If we reflect on Say's explanation of the role of this thing we call "money," we come to a number of conclusions, the most important of which is that anyone can create money simply by having "good credit" and by exercising his or her right of free association to enter into contracts with others. The actual thing or things that two parties to a transaction agree to exchange between themselves is irrelevant to anybody who is not a party to the transaction. It can — and has been — such things as stamped lumps of gold, silver, and bronze, cattle, tobacco, playing cards, wooden tokens, promissory notes, even elephants or human skulls. All that is necessary is that someone either have a good or service that he or she has produced, or be reasonably certain that a good or service can be produced in the future so that it is available for delivery when the "money" is redeemed, thereby making good on the promise. As Say further explained to Malthus,
From these premises I had drawn a conclusion which appeared to me evident, but which seems to have startled you.
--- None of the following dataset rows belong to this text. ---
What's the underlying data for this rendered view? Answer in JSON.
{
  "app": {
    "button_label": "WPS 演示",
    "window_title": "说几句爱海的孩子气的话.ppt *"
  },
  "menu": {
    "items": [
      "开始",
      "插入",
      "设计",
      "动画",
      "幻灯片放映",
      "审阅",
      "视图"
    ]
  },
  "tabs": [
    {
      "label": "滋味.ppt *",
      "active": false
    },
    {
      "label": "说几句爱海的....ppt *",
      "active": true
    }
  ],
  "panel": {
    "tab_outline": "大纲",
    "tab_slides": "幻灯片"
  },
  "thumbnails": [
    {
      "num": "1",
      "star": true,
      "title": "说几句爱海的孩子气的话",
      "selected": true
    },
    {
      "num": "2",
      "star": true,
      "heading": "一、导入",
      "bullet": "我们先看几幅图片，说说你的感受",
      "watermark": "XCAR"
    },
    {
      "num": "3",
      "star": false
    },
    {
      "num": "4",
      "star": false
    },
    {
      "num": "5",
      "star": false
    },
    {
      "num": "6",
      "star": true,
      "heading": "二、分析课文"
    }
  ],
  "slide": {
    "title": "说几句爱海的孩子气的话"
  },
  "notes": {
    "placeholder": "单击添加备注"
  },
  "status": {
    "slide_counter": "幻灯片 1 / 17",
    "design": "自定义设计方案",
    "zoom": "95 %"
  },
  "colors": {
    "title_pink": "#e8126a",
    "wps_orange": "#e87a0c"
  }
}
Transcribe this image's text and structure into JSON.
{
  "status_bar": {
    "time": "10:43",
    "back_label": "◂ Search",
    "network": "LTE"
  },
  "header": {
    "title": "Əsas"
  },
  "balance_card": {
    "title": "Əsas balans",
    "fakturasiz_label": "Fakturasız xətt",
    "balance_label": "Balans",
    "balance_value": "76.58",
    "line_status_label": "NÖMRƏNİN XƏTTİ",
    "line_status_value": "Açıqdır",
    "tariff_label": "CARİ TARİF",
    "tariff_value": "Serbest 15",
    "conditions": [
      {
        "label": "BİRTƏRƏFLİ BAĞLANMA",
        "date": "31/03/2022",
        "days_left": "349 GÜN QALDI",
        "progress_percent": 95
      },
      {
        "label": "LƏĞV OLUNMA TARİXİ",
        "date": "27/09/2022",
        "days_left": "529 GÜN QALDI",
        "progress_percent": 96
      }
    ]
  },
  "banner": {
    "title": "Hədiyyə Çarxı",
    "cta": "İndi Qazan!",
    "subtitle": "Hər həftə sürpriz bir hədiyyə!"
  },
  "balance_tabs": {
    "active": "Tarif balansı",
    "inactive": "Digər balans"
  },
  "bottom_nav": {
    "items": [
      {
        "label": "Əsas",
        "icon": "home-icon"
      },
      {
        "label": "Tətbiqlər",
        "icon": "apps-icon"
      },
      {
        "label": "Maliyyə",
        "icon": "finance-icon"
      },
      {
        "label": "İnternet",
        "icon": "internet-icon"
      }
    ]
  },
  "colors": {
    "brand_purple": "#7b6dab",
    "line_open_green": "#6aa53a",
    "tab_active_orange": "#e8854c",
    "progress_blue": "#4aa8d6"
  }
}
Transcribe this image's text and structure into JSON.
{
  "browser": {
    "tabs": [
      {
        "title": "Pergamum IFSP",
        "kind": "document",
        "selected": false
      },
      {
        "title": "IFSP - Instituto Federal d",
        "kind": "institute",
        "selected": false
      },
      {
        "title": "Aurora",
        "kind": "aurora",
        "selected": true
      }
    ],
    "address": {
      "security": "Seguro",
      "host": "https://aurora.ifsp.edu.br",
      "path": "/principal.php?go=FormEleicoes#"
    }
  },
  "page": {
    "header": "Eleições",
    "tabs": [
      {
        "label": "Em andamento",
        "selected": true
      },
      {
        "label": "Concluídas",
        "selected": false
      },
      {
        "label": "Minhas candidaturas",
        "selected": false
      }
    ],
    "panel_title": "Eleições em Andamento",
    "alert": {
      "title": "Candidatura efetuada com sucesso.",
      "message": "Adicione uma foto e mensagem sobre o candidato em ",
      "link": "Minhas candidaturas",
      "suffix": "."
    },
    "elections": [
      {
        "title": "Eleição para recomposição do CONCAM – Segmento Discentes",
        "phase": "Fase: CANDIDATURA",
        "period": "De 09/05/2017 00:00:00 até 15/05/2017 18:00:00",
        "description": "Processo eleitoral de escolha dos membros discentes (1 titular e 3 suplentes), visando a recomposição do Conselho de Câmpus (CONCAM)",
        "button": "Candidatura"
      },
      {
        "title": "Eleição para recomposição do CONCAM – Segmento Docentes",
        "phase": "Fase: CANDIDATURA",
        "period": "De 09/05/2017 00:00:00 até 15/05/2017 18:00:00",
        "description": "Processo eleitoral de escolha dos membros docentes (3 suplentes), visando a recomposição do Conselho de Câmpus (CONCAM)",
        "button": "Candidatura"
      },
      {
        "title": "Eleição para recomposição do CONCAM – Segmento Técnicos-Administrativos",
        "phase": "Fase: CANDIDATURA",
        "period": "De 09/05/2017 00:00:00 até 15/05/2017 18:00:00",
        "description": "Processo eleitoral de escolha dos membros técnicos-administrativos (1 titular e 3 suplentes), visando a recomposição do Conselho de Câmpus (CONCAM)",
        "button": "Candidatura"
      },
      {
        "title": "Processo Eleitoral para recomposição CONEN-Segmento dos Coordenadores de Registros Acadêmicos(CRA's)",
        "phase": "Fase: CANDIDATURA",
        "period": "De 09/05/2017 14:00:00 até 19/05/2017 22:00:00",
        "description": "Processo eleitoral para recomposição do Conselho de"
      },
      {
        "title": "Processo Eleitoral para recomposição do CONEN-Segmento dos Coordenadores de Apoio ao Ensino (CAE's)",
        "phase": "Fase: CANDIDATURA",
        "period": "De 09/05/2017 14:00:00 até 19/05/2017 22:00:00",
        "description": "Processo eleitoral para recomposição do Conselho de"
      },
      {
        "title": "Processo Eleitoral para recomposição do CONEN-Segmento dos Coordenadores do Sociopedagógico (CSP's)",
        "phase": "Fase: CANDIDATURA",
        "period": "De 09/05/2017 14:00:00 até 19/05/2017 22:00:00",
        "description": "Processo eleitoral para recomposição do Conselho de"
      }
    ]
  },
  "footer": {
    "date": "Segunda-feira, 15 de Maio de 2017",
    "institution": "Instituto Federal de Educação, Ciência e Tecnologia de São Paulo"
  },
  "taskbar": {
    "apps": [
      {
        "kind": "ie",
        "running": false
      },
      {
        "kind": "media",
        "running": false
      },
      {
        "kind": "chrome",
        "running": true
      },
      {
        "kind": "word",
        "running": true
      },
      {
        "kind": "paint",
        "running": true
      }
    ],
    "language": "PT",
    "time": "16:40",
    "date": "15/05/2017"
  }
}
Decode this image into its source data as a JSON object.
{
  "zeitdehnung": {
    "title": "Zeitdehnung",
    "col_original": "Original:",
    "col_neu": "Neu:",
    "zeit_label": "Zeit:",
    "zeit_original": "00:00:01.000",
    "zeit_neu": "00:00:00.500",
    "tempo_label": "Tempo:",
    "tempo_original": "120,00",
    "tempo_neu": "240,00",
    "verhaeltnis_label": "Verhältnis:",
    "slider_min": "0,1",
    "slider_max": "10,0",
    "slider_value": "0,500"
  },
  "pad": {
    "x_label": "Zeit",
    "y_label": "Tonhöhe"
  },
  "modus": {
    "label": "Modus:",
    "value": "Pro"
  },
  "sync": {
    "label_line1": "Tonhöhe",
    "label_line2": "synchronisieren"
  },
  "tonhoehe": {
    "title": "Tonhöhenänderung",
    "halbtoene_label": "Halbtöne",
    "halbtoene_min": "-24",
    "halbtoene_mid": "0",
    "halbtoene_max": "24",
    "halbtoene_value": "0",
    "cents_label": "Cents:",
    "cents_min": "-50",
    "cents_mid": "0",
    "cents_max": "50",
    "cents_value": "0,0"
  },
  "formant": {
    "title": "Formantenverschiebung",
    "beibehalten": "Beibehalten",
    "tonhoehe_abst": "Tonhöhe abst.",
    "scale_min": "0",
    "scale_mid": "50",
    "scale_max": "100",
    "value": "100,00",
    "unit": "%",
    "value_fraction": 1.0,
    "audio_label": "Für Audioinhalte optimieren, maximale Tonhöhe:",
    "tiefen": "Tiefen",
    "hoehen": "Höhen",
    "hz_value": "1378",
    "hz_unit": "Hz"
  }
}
I had said, "As each of us can only purchase the productions of others with his own productions — as the value we can buy is equal to the value we can produce, the more men can produce, the more they will purchase." Thence follows the other conclusion, which you refuse to admit: "that if certain goods remain unsold, it is because other goods are not produced; and that it is production alone which opens markets to produce." (Ibid., 3.)This is "Say's Law of Markets." To summarize as briefly as possible, production equals income, and supply generates its own demand, and demand its own supply — in aggregate, of course.
Unfortunately, while this understanding of money is both logical and derived directly from the common sense precepts of the natural moral law based on the Intellect, it is neither widely understood nor accepted today. Instead, the world has been saddled with an understanding of money based on an approach derived from positivism, an almost pure moral relativism, that is, the Will, rather than the Intellect. We will look at this "unnatural" understanding of money and credit in the next posting in this series.